Asked if he had reached a gentleman’s agreement with Mugabe to keep the mansion, Tsvangirai said since the July 2013 poll blowout, he was yet to meet the 90-year-old Zanu PF leader.
Just before the end of the inclusive government, Tsvangirai and Mugabe negotiated a safe passage during one of their regular Monday tea meetings at State House and that both entered a gentleman’s agreement that whoever lost elections would be treated with respect.
Both Mugabe and Tsvangirai agreed on an assurance that the loser would be given enough time to vacate the official residence or buy the property as in Tsvangirai’s case.
“I have never met Mugabe since the elections,” Tsvangirai said.
“I have tried to write to him saying let’s meet, I think around October last year, he has chosen not to respond but he knows the contractual obligations around this house. I am not going to compromise my principle by having a gentleman’s agreement with Mugabe.”
Tsvangirai rejected accusations that he had mellowed and toned down his criticism of the Zanu PF leader.
He said Mugabe was obsessed with him because he posed a real and present danger to his rule.
“Are you blind to the acrimony that President Mugabe has been bleating out at funerals, at weddings, every time he has had an opportunity?” Tsvangirai asked.
“Have you not heard him saying years of GNU were horror to him? So where is the buddy-buddy? I criticise President Mugabe on the omissions that has led this country to where it is today. I do not criticise him as an individual but on matters of principle, till the day I leave politics I will continue criticising him.”
He said Zimbabwe’s economy was on the slide and pledged that he was not going to stand and allow the country to continue on the slide. He said youths had a right to stage demos to demand the two million jobs that Mugabe promised.
He reiterated the need for unity among opposition forces to mount a serious challenge that he says will sweep Mugabe out of power.
In April, former MDC secretary general Tendai Biti and his allies said they were suspending Tsvangirai along with five other senior members namely MDC spokesperson Douglas Mwonzora; deputy president Thokozani Khupe; national organising secretary Nelson Chamisa; national chairman Lovemore Moyo and his deputy Morgan Komichi.
Biti’s faction claimed Tsvangirai had been suspended from the MDC because of a “remarkable failure of leadership”.

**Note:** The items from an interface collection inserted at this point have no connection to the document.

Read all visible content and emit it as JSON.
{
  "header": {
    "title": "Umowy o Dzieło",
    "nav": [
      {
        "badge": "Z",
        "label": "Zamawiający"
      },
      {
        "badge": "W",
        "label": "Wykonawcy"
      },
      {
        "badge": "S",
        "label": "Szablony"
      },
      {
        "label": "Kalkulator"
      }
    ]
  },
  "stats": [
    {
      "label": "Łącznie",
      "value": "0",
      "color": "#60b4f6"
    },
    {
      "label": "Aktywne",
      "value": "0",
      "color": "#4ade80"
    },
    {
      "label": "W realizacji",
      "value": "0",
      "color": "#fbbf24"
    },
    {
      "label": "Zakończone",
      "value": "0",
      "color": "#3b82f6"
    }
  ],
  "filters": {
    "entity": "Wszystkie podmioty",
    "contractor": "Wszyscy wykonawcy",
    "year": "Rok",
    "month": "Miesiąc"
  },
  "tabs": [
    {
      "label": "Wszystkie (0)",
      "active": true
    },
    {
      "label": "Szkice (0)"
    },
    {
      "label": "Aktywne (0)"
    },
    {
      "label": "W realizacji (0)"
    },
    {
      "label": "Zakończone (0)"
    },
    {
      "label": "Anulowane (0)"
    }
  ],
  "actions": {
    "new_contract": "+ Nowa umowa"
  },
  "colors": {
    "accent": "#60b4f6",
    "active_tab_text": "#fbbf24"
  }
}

Biti’s faction claimed the MDC’s national council had voted to suspend Tsvangirai because the party had been “transformed into a fiefdom of the leader”.
A few days later Tsvangirai’s MDC responded by expelling Biti, Elton Mangoma, Samuel Sipepa-Nkomo, the interim chairperson of the group, and others. Biti was an “opportunist” who was being manipulated by Mugabe’s Zanu PF party, Tsvangirai said.
Biti and his group accused Tsvangirai of violating the party’s constitution to advance an anti-democratic agenda.
Tsvangirai dismissed the meeting that suspended him as “illegal, unconstitutional, illegitimate and bogus”.
Tsvangirai refused to be “debased” by appearing before a hearing convened by a leader of a rival faction.
The High Court also ruled that the Mandel meeting held by the Biti group was a legal nullity.
The court ruled that the Biti faction could not implement any resolution from the meeting, which it tried to pass for the MDC’s national council meeting.
Following the fall-out, Tsvangirai said he was still keen to have the “rebels” rejoin the “big tent”.
“Any rightful thinking Zimbabwean who wants to see change in Zimbabwe must understand that by splintering, you are supporting the status quo,” Tsvangirai told the Daily News on Sunday.
“If we come together and unite, chances of achieving change are enhanced. So, there is no fundamental flaw in calling for a big tent. What is important is for people as individuals to stop these self-serving motives and to come together and talk. Little parties, it is like adding zero plus zero, but if you think seriously and say what is my purpose, if it is to see the people achieve democratic change, then you must join forces and come together” to remove Mugabe from office.
Mugabe has ruled Zimbabwe with an iron fist since independence from Britain in 1980.